→ Data records
○ ○ ○ ○ ○
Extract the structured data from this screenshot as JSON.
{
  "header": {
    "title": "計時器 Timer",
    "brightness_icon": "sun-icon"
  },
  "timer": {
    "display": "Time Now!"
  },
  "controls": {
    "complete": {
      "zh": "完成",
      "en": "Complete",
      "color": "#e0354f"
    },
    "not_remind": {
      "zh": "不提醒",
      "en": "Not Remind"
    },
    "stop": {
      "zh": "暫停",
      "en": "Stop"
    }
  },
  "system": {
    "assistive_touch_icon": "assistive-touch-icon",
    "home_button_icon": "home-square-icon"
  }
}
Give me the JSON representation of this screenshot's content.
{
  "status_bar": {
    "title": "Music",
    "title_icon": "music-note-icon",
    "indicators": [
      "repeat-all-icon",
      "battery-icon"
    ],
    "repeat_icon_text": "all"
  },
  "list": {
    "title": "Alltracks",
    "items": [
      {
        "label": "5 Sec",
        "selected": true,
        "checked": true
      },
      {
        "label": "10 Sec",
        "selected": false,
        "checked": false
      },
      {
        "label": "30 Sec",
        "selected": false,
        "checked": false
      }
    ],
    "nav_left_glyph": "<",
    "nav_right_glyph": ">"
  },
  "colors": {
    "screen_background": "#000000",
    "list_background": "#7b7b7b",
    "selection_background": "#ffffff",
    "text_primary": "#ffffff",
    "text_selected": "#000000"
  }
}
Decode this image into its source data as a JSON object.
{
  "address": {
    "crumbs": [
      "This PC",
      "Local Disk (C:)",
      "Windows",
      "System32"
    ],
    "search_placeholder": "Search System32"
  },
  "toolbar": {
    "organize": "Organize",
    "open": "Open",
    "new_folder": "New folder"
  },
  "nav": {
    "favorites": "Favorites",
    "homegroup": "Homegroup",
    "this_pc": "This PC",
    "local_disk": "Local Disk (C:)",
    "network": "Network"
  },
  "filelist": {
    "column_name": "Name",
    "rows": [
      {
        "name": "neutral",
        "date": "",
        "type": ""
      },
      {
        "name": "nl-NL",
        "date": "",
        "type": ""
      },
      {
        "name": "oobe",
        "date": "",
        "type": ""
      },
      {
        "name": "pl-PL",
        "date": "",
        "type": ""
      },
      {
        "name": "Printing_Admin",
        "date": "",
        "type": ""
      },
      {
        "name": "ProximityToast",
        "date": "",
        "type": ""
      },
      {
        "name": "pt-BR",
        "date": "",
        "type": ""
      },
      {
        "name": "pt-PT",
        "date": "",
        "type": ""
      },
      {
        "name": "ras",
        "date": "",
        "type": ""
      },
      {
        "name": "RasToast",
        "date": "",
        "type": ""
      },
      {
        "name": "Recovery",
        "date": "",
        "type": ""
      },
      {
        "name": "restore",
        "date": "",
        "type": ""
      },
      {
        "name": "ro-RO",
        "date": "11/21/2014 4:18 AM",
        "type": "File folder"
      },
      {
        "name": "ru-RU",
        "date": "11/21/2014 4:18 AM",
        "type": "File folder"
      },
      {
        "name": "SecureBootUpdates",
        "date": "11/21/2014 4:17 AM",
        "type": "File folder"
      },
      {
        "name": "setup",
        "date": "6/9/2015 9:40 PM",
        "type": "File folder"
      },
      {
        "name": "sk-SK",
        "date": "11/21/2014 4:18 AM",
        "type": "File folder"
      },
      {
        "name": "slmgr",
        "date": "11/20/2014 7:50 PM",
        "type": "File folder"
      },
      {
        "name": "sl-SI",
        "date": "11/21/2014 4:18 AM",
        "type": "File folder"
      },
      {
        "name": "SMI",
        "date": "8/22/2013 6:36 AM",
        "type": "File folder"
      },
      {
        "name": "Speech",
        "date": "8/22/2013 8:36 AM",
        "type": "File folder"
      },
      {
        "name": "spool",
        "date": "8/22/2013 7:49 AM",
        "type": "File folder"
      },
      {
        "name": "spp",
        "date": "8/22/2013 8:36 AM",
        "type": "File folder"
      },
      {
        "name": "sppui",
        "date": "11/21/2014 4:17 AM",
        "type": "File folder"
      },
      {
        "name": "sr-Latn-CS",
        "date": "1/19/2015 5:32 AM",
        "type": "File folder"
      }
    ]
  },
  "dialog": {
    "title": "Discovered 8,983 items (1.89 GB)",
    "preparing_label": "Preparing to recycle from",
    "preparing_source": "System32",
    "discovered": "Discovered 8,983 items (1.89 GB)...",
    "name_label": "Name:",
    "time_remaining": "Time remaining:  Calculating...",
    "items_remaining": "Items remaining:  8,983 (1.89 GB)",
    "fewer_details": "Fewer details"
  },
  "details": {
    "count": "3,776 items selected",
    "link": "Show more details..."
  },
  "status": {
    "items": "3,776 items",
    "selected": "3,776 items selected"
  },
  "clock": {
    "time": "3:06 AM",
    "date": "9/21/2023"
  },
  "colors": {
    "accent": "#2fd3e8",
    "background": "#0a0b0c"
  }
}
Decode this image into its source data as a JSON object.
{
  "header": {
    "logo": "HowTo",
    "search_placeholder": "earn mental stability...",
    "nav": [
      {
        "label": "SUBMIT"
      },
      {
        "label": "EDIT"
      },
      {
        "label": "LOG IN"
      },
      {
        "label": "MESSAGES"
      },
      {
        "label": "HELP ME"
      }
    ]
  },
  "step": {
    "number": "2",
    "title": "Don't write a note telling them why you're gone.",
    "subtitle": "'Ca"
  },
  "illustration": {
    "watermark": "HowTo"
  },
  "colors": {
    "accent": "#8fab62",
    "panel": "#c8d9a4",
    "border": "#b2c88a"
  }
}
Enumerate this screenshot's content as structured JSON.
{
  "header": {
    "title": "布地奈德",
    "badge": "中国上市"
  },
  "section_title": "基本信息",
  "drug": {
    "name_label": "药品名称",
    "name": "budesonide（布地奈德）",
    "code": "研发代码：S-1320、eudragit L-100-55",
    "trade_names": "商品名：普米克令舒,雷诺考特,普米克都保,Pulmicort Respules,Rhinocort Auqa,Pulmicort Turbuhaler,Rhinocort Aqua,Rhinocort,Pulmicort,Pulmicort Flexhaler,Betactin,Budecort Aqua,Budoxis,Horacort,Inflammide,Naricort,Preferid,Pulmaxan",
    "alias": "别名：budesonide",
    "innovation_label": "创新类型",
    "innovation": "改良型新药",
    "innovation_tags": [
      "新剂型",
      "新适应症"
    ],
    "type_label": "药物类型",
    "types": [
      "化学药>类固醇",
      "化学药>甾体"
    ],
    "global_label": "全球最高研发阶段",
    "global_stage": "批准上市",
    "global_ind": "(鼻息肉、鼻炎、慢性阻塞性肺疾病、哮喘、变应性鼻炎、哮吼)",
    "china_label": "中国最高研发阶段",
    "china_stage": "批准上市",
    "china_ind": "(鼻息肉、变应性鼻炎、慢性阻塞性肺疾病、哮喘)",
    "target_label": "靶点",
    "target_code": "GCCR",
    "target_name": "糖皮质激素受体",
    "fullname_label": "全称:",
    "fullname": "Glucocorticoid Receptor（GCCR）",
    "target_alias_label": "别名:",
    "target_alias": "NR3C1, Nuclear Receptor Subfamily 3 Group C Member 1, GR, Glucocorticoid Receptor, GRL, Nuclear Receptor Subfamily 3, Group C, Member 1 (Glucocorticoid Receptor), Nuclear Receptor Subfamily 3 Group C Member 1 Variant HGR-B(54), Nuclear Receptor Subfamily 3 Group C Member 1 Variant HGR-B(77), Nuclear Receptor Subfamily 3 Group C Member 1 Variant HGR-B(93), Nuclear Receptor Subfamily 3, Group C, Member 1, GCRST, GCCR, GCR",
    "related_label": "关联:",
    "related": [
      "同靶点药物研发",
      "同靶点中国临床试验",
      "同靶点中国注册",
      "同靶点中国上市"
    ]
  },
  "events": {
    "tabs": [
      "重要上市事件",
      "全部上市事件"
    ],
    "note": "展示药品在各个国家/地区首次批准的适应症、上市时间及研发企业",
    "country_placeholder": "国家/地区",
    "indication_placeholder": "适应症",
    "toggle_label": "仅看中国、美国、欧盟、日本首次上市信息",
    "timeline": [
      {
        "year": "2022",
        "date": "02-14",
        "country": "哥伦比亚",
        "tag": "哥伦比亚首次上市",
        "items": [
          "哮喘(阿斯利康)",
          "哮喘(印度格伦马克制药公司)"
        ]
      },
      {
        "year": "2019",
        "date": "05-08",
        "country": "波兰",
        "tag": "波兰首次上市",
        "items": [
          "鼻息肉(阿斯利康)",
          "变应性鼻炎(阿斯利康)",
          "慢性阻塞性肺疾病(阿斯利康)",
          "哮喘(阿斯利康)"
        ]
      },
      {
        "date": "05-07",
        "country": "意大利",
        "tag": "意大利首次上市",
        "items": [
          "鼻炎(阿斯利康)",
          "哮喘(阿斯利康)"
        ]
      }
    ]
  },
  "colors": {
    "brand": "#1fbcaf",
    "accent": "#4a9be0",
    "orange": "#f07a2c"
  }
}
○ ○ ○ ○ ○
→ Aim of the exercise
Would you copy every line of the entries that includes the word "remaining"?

→ Answer box
    "time_remaining": "Time remaining:  Calculating...",
    "items_remaining": "Items remaining:  8,983 (1.89 GB)",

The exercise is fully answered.